Trying to remember

Yesterday I struggled to remember something I'd intended to mention during a phone conversation.  If I don't write it down ahead of time, it's a hit-or-miss proposition.

Same thing for those great thoughts I might have while I'm driving, or when I awaken at 3 AM.  When I arrive at my destination, or get up at 7, those thoughts have flown the coop.  The science is clear:  Using mnemonic techniques can help us cage those flighty birds.  Even in the 21st century, mnemonics have a place.

In Introductory Psychology, students learn about a method used by the ancient Greeks:  associating things to remember with locations or objects in a consistent sequence.  You might imagine walking around your living room, noting landmarks like a lamp, an end table, a sofa, etc.

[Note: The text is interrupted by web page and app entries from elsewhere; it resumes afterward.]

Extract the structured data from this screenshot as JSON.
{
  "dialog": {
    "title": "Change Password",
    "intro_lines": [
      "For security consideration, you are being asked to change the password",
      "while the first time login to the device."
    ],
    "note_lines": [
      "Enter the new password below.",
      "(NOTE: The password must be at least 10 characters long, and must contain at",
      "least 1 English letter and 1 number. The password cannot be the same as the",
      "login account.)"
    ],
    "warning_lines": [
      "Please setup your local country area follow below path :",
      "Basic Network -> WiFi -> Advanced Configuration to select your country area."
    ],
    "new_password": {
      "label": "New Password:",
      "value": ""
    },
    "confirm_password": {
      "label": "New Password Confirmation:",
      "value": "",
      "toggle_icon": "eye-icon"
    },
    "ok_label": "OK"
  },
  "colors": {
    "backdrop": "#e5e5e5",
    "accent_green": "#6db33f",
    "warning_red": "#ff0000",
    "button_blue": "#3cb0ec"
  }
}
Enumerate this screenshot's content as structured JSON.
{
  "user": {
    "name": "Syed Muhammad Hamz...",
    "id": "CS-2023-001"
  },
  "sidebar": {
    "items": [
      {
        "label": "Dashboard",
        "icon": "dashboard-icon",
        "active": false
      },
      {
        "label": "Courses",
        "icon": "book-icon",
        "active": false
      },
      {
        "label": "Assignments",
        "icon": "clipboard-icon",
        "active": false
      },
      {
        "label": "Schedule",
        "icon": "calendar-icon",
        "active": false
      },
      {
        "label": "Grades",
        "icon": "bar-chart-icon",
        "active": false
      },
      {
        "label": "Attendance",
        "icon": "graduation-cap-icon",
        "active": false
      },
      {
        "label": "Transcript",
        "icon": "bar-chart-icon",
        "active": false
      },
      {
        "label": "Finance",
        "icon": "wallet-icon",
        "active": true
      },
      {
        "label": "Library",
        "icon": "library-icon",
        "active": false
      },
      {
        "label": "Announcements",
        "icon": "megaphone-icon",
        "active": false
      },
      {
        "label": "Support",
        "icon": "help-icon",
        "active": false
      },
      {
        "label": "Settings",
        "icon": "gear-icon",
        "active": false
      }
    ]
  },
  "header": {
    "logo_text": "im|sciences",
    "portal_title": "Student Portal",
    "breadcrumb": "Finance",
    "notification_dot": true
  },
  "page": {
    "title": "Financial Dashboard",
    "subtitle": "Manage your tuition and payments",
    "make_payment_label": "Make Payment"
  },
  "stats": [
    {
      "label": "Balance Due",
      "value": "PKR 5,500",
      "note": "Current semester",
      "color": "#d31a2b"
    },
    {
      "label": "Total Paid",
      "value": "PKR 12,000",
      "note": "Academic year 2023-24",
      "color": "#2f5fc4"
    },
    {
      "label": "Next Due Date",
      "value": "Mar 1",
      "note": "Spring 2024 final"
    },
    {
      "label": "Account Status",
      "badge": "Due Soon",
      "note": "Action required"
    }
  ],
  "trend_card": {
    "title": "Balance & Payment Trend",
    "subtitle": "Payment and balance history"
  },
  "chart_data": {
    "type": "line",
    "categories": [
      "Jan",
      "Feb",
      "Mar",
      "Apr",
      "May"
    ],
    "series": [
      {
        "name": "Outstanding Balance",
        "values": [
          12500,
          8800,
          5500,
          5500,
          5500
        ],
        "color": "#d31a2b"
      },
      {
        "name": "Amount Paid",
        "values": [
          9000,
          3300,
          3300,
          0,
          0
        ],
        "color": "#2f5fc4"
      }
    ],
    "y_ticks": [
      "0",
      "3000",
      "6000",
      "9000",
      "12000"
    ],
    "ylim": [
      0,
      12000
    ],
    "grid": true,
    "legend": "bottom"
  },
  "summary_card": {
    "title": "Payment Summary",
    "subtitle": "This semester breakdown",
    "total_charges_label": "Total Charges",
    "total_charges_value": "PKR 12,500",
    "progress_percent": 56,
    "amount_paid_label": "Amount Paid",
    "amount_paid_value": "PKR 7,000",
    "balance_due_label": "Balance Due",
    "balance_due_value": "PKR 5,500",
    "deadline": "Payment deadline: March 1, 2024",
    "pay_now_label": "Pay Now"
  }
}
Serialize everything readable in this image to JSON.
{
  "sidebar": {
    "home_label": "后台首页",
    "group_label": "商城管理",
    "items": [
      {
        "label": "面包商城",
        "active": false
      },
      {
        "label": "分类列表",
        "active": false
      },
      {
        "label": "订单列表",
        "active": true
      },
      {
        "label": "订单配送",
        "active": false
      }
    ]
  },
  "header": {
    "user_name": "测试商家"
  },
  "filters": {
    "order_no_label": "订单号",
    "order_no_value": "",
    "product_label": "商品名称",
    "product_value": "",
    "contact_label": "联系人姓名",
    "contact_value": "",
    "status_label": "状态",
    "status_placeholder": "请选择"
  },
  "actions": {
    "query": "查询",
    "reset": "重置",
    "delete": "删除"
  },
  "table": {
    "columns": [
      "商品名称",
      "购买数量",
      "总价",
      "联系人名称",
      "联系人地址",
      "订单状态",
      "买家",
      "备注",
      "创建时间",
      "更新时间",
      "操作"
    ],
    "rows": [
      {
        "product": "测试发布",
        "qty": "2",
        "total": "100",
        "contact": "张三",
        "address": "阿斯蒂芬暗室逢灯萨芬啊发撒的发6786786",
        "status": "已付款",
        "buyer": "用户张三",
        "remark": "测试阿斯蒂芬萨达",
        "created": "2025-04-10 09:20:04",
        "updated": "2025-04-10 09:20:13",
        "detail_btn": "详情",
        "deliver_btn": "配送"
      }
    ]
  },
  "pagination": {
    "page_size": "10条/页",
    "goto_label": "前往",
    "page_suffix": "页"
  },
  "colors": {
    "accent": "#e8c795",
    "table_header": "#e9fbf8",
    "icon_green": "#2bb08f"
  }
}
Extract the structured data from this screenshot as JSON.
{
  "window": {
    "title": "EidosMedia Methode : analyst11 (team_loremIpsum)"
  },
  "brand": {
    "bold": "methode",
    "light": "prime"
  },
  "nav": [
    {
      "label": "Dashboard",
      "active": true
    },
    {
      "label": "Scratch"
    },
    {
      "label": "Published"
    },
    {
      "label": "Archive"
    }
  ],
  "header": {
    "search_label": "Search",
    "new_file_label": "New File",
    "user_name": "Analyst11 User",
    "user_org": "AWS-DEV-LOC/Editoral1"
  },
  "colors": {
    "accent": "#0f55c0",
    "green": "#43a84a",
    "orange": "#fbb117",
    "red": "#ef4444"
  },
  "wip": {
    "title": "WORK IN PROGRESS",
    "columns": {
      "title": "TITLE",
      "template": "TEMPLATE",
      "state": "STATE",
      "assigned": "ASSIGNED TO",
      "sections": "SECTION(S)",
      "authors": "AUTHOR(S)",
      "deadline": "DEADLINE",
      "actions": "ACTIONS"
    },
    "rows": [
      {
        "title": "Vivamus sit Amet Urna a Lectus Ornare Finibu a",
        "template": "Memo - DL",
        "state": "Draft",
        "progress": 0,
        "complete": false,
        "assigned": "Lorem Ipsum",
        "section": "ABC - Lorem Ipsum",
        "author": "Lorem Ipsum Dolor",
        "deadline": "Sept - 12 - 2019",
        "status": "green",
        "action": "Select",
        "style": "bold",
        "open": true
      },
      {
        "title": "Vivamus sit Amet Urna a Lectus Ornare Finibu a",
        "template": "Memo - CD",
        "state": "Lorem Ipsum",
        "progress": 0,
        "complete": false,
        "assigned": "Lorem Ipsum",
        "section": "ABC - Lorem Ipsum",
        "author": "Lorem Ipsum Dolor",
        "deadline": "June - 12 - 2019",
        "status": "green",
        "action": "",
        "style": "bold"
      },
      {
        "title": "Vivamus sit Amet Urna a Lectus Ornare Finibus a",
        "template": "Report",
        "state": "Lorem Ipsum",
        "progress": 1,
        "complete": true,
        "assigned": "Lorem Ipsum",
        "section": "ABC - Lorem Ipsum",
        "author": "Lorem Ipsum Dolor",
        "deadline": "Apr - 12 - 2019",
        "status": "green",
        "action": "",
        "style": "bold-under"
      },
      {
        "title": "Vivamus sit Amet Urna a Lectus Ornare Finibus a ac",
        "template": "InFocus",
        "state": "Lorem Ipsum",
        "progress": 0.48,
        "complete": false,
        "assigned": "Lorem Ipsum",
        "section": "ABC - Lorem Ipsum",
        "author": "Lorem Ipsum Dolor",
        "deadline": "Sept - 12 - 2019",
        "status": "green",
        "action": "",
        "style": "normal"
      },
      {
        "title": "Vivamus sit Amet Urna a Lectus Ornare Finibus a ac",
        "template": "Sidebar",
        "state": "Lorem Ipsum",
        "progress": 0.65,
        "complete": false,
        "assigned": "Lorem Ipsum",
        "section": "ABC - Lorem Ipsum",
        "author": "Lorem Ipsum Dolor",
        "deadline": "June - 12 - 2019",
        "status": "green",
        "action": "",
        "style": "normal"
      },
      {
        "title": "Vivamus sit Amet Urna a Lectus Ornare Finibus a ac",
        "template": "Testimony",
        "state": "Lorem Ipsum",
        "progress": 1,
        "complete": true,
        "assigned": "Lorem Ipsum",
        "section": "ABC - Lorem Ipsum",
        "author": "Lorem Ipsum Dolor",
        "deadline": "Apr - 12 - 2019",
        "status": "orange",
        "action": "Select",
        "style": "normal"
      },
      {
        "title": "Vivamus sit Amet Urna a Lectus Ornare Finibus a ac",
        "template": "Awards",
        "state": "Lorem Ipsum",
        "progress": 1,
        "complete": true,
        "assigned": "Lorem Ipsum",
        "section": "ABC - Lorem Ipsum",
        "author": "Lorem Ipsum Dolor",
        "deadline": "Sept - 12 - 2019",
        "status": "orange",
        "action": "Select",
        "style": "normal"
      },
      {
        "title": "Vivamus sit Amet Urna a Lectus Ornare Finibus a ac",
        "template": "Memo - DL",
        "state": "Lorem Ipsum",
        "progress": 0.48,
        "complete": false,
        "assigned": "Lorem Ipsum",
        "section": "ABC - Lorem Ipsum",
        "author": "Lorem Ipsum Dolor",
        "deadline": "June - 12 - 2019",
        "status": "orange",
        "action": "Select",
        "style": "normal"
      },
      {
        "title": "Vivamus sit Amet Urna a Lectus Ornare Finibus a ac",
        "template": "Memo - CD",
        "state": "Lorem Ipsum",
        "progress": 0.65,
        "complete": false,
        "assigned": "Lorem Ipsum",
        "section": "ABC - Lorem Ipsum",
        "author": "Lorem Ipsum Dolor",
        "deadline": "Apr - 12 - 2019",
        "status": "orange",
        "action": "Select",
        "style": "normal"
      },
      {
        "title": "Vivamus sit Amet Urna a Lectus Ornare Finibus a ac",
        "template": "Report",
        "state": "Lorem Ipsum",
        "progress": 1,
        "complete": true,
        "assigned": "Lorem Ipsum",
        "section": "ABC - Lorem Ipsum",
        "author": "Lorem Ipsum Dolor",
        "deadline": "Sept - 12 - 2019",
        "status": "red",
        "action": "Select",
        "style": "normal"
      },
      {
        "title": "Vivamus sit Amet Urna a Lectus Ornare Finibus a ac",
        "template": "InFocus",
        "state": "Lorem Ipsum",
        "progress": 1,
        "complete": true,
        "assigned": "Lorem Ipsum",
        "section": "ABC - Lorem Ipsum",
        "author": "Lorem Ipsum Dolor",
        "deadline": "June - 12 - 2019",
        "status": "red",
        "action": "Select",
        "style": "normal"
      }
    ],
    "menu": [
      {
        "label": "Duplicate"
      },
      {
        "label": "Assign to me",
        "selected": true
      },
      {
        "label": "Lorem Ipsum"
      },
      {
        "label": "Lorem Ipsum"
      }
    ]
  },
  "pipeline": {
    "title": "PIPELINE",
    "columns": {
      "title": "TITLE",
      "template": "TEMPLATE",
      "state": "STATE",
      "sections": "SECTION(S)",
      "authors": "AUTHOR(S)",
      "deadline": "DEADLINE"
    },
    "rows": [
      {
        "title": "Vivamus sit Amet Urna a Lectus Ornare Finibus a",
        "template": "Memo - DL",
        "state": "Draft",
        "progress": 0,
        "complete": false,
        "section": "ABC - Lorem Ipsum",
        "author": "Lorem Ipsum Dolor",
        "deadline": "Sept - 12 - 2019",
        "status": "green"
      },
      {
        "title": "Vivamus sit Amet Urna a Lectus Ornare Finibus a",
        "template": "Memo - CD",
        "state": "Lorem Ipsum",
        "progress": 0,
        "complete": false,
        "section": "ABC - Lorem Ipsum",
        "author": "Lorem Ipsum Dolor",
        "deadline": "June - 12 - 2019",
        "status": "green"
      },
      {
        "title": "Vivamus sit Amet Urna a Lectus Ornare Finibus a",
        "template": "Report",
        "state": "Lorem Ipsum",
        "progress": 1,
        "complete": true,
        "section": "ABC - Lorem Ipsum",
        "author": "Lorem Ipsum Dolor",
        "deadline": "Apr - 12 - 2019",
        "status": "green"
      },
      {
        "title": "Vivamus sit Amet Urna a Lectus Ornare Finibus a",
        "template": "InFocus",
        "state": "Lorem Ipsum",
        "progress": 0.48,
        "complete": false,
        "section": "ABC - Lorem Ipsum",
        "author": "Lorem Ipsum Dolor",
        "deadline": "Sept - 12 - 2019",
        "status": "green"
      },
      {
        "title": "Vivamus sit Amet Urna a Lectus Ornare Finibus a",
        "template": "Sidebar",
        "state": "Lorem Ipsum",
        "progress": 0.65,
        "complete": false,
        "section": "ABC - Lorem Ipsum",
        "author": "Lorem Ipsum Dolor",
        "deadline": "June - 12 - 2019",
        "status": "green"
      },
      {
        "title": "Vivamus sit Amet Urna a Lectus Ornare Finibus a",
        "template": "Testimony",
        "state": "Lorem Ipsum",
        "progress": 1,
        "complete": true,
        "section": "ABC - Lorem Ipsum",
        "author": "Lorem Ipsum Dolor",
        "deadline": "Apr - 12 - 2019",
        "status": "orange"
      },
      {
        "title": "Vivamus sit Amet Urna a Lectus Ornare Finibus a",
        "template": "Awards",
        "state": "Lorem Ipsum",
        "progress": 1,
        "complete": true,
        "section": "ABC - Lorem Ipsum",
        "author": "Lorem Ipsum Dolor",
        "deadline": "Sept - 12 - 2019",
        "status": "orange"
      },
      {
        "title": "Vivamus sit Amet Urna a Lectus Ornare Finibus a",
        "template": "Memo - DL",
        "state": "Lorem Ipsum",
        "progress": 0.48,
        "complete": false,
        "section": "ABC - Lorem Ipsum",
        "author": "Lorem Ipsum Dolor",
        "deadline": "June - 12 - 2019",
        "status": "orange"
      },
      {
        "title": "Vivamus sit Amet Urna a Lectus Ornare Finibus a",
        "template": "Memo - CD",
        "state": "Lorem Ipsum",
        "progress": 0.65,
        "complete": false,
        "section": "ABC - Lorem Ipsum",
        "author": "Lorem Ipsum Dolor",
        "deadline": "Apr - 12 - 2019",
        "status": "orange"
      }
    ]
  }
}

To remember that you want to attend your niece's trombone recital, you picture a horn sticking out of your lamp.  (The weirder the image, the better.)  For a whole list of things to remember, just add associations to the standard landmarks, in order.

With smartphones and all the rest of our high-tech doo-dads, do we really need mnemonic devices?  Not as much as the ancient Greeks, surely.  But they still come in handy surprisingly often, and the skill is a useful one to develop.

I could summarize some of the extensive data showing that these methods really work.  But instead, I want to focus on why we use them.  And that's--consequences!  I can personally testify how annoyed I get when I think I'll remember something and I don't.  Ouch.  Conversely, when I take the extra time to use a mnemonic technique, how rewarding when it works--and how much more likely I am to use it again.  Even a simple method, like saying out loud what I want to remember, does take extra time and effort.  It's a choice:  a more effortful behavior with the likely consequence of a longer-lasting memory, versus just hoping for the best and (all too often) forgetting.  Those darned delays are an inherent part of these particular choices, exerting their usual drag.  But over time, we can learn to remember--given enough consequences.


  1. Good post, Susan!

    Are you familiar with the book "Moonwalking with Einstein?"

    I had no idea of all the mnemonic devices that were developed by the Greeks and others until I read this book last summer. It's an interesting read -- the author is a journalist who spent a year studying for the world memory competition to see if an "average person" could teach himself to compete on the world level.



  2. I hadn't heard of that book, but what a cool idea! Anders Ericsson (mentioned in my book) is one of a number of researchers who have shown that it's quite possible for ordinary people to learn how to develop extraordinary memories--given the proper techniques and strong enough motivation (consequences!). I assume that the author of Moonwalking succeeded in improving his memory? Indeed, I just peeked online and see that he was wildly successful, wow. Thanks for mentioning this.